Southerners do have - they've inherited - a narrative sense of human destiny... A reunion is everybody remembering together - remembering and relating when their people were born and what happened in their lives, what that made happen to their children, and how it was that they died. There's someone to remember a man's whole life, every bit of the way along... In New York... you don't get that sense of a continuous narrative line. You never see the full circle. But in the South, where people don't move about as much, even now, and where they once hardly ever moved away at all, the pattern of life was always right there.
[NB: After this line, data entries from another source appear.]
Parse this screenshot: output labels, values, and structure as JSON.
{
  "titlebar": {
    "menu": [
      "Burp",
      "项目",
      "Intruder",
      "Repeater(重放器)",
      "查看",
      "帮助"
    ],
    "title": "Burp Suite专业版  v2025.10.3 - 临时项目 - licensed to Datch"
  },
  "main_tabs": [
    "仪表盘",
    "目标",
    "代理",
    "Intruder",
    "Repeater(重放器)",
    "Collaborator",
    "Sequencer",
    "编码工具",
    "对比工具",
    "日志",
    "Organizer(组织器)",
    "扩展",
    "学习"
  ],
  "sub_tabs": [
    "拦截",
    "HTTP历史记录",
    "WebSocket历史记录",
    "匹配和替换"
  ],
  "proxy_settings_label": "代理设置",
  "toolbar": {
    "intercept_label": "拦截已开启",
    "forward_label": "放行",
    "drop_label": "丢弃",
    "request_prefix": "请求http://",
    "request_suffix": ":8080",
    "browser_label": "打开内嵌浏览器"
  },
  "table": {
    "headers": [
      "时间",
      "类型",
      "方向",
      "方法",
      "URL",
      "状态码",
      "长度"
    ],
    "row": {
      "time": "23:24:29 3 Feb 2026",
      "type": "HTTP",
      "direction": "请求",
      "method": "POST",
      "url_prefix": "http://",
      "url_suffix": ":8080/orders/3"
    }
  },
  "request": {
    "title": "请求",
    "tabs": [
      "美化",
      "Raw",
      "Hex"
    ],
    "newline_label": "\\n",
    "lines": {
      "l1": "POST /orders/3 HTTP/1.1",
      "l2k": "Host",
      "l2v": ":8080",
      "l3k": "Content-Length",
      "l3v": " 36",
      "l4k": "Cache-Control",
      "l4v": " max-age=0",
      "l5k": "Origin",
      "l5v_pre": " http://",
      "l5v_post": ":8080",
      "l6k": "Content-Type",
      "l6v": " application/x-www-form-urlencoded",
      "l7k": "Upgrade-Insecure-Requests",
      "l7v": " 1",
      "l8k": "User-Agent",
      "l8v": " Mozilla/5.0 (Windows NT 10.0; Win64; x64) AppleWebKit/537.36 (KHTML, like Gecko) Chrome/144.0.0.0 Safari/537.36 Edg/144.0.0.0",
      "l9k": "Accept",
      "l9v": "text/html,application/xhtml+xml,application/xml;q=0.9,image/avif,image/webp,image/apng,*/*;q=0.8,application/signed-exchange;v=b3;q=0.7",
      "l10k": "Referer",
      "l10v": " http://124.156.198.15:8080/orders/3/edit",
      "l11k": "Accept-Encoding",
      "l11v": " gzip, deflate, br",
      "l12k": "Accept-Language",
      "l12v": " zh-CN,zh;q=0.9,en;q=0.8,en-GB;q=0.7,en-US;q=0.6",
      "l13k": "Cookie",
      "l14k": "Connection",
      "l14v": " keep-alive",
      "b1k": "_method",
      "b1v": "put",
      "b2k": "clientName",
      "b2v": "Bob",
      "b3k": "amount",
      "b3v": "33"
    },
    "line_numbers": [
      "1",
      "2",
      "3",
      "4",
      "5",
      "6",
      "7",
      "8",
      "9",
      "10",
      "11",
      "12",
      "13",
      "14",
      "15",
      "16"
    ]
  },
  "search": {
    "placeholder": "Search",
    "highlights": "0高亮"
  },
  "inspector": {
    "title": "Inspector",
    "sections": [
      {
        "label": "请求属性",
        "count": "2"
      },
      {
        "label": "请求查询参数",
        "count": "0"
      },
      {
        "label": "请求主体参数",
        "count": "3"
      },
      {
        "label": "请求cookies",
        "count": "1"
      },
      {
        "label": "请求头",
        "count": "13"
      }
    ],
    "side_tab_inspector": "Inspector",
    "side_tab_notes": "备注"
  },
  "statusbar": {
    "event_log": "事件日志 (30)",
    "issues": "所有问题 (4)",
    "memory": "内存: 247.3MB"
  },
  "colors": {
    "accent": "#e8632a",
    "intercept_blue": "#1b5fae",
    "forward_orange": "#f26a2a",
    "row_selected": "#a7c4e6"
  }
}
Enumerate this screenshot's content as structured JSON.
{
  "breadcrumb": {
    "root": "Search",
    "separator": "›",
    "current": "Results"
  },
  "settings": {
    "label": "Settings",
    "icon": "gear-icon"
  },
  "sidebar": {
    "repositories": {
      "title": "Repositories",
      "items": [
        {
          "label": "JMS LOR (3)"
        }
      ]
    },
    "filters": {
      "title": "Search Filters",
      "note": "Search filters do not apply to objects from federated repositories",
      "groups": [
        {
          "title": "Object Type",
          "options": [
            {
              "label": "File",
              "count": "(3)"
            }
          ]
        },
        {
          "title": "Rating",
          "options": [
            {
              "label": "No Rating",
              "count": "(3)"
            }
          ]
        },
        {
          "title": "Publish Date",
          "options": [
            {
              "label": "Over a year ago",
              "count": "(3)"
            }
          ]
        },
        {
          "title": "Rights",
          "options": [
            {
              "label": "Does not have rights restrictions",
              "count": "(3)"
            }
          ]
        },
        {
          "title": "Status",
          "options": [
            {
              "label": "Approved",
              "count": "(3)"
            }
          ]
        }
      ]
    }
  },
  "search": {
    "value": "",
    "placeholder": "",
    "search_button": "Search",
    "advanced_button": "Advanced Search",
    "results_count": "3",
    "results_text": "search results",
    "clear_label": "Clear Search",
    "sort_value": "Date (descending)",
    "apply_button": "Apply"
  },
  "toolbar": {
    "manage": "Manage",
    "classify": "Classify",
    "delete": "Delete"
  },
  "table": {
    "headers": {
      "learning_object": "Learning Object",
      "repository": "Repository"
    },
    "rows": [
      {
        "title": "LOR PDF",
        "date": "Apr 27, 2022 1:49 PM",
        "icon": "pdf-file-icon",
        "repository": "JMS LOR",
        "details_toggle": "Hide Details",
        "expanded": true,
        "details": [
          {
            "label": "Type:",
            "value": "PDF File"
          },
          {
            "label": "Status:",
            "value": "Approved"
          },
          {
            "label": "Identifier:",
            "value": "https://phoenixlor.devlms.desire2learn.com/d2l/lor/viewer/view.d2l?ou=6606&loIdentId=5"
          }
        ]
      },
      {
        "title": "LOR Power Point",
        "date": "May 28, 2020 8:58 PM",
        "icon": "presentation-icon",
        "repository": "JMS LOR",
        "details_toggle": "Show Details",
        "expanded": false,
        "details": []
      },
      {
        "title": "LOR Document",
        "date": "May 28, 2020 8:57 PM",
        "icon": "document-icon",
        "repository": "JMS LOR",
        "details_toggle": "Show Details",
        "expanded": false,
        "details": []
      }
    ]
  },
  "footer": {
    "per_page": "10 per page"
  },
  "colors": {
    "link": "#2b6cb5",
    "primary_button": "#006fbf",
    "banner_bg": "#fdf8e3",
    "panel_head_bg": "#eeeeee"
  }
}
I've noticed before, and have probably commented on here at some time, the similarity between this southern oral tradition and the oral tradition of the travelling people from where I come from, in central and northern Scotland, and wondered why that might be. I think Welty hits on it here: although, in lifestyles, the static American Southerner is the polar opposite of the old travellers from Scotland who spent their lives moving from place to place, what they have in common is this extraordinary sense of community and, especially, of family. And so the Scots travellers used the oral tradition and their folk tales as a means of recording their family history: those stories became the history, and the oral tradition that emerged as a result became essential to their way of life. So it is that language, the use of words, the rhythm of speech is so important to both the southerners and the travellers. United by the use of language in the service of community.